Paul's Note - April 22, 2022

Last October, I wrote about the concept of sanctioned camping. The idea is that the city has an area where camping by homeless folks is allowed, which means that there is one place to put resources for the homeless, moves many of them out of other locations and frees up the police to deal with homeless people who are committing crimes. 

At the time I wrote that, it was an idea I had heard and that I’d been mulling over. However, I saw the concept as more of a stop gap while we worked on a more permanent solution. 

I have serious worries about the safety of residents of such camps. This is not a matter of just cordoning off a few acres of vacant land and telling folks have at it. If you want to establish a safe camping area, you need both security and services.  

Back in February, we heard from Housing and Community Development staff about the cost of a camp, based on what is done in other cities. To put together what they termed a “pallet village” serving between 70 and 90 people, complete with security, sanitary facilities and other services, it would cost $1.45 million. 

That’s a million and a half dollars that could go into other housing solutions, solutions that are comparably priced when looking at costs on a per-client basis and have a better chance at long-term results. 

I made a visit to the Wildcat Inn, a property on North Oracle that the city owns. As of April 5, there were 39 formerly homeless clients living there. 

The important thing about Wildcat and the three other similar properties that the city manages is that it is run on the “housing first” model. Many programs over the past few decades have put up some sort of barrier to entry: you don’t have a spouse, you don’t have a pet, you must be looking for work, you must be drug free, you must take care of your mental health issues. On the surface, that sounds reasonable. However, many of the problems that cause a person to be homeless can’t easily be solved if you don’t have a regular place to sleep. The premise of housing first is simple: the best way to cure a person’s homelessness is to find them a home. 

It’s more expensive than just providing a bed; it costs the city $5,927 per client for a stay that is expected to average four months. With that cost, the city can provide an array of services on-site, including drug treatment and other medical services, employment counseling and behavioral health. This has enabled seven Wildcat clients to move to permanent housing in just the first two months of the program. 

We have many disused old motels here in Tucson, so we have an opportunity to buy more properties like the Wildcat Inn. If we’ve got a million and a half dollars to spend, I’d much rather buy one of those that spend it on a temporary solution. 

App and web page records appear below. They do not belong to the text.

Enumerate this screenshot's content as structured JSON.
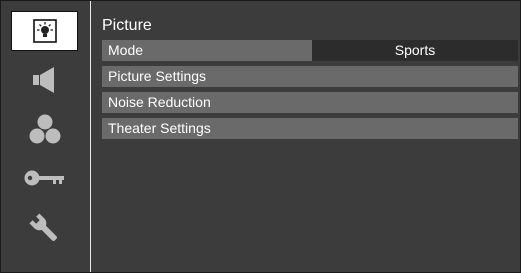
{
  "sidebar": {
    "items": [
      {
        "name": "picture",
        "icon": "lightbulb-icon",
        "active": true
      },
      {
        "name": "sound",
        "icon": "speaker-icon",
        "active": false
      },
      {
        "name": "channels",
        "icon": "three-circles-icon",
        "active": false
      },
      {
        "name": "lock",
        "icon": "key-icon",
        "active": false
      },
      {
        "name": "setup",
        "icon": "wrench-icon",
        "active": false
      }
    ]
  },
  "menu": {
    "title": "Picture",
    "items": [
      {
        "label": "Mode",
        "value": "Sports"
      },
      {
        "label": "Picture Settings"
      },
      {
        "label": "Noise Reduction"
      },
      {
        "label": "Theater Settings"
      }
    ]
  },
  "colors": {
    "background": "#3c3c3c",
    "row": "#6a6a6a",
    "value_cell": "#2c2c2c",
    "text": "#ffffff"
  }
}
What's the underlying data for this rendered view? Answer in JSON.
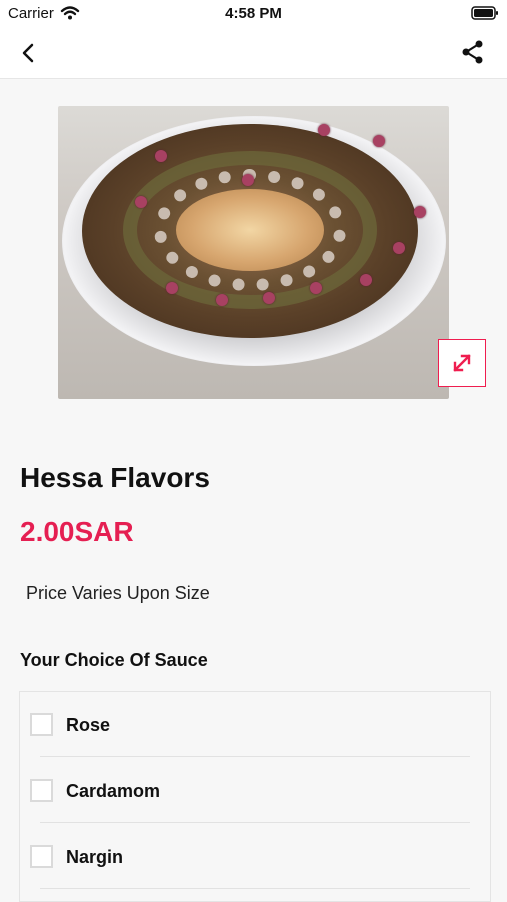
{
  "status_bar": {
    "carrier": "Carrier",
    "time": "4:58 PM",
    "wifi_icon": "wifi-icon",
    "battery_icon": "battery-icon"
  },
  "nav": {
    "back_icon": "chevron-left-icon",
    "share_icon": "share-icon"
  },
  "product": {
    "image_alt": "Hessa Flavors",
    "expand_icon": "expand-icon",
    "title": "Hessa Flavors",
    "price": "2.00SAR",
    "price_note": "Price Varies Upon Size"
  },
  "options": {
    "heading": "Your Choice Of Sauce",
    "items": [
      {
        "label": "Rose",
        "checked": false
      },
      {
        "label": "Cardamom",
        "checked": false
      },
      {
        "label": "Nargin",
        "checked": false
      }
    ]
  },
  "colors": {
    "accent": "#e51f52",
    "background": "#f7f7f7",
    "border": "#e4e4e4"
  }
}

It’s Earth Day, so it’s a good week to think about planting a tree. It may seem like a minor thing, but trees to a lot to not only enhance the beauty of our neighborhoods, they can also reduce runoff, which mitigates both flooding and damage to our streets, and help reduce the heat island effect. Visit Tucson Clean and Beautiful to find out more about how to get inexpensive native trees for your yard. https://tucsoncleanandbeautiful.org/trees-for-tucson/information-resources/tree-descriptions/ 

You can also celebrate Earth Day this Saturday over at the Tucson Children’s Museum. Visit Tucson has the details. 

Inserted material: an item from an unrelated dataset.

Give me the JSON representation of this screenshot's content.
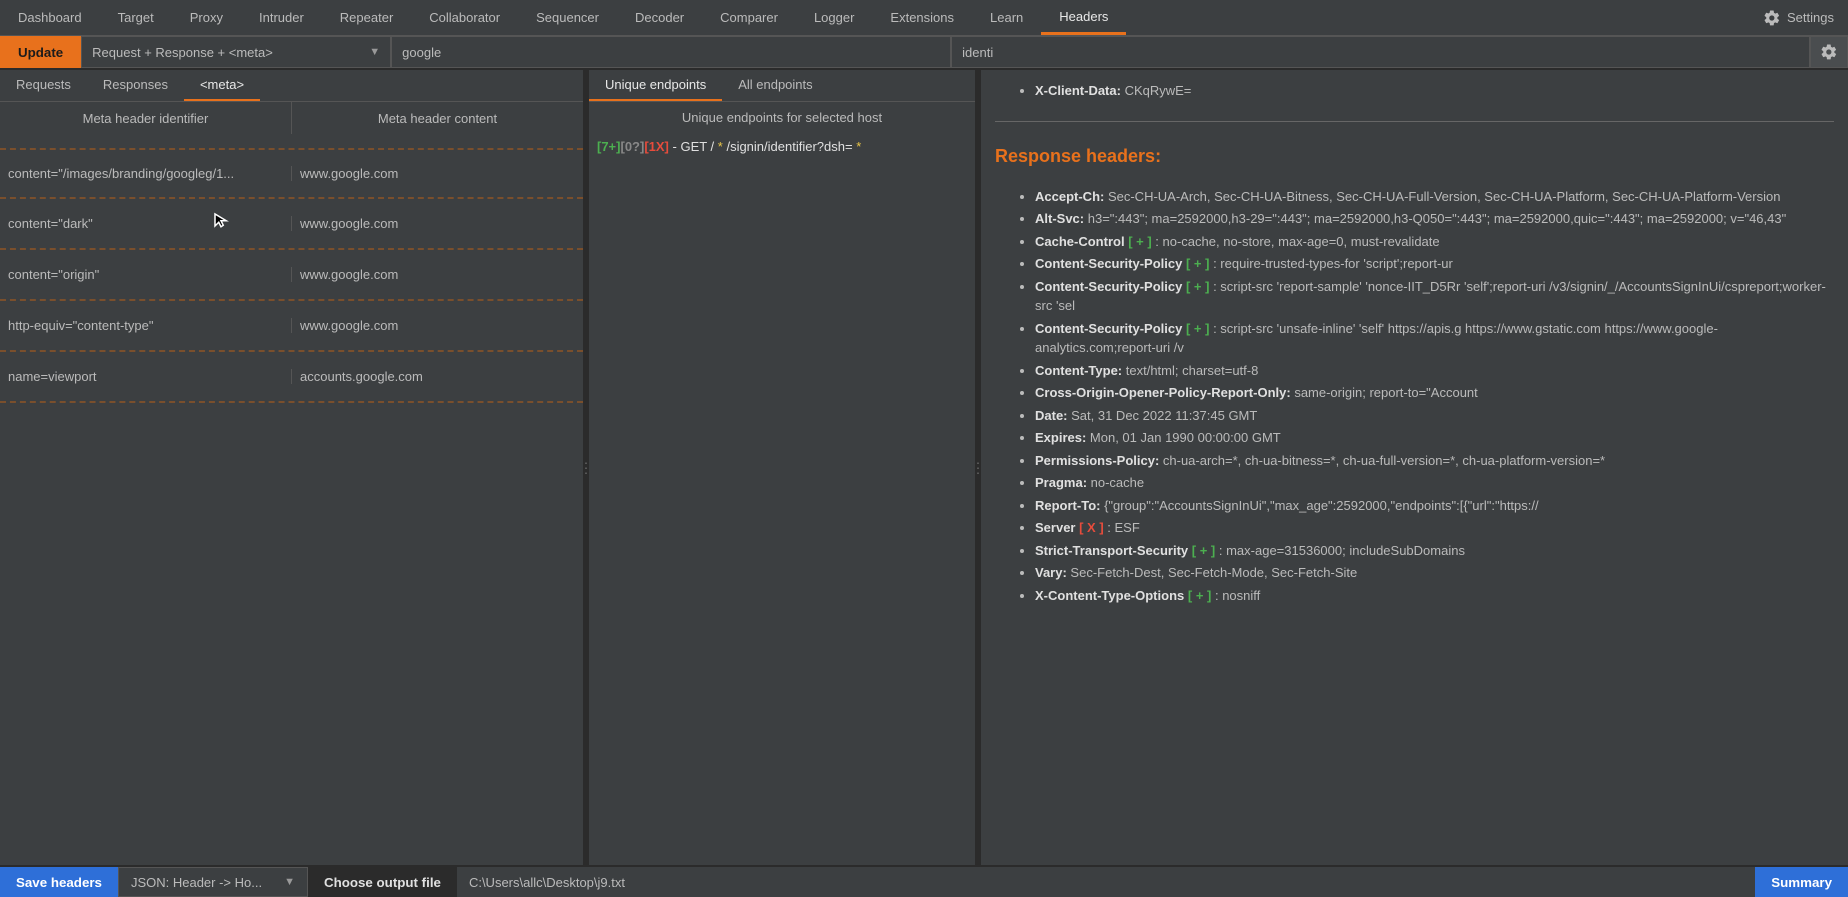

The City of Tucson is asking voters on May 17 to extend the existing temporary half-cent sales tax that was approved by voters in 2017 and expires this year under Proposition 411. All pertinent information about the election is available online in "The Choice is Yours" publicity pamphlet linked below. The publication also was mailed to registered voters directly. If passed, the funds generated would be invested to improve every local neighborhood street in Tucson over the next 10 years. It would also fund street safety projects that benefit all users and modes, such as bicycle and pedestrian safety improvements, sidewalks, lighting, traffic signal technology, and traffic-calming infrastructure. Two citizens commissions will oversee Proposition 411 funding to ensure that monies are spent as approved by voters. 

For more information, please visit https://www.tucsonaz.gov/Prop411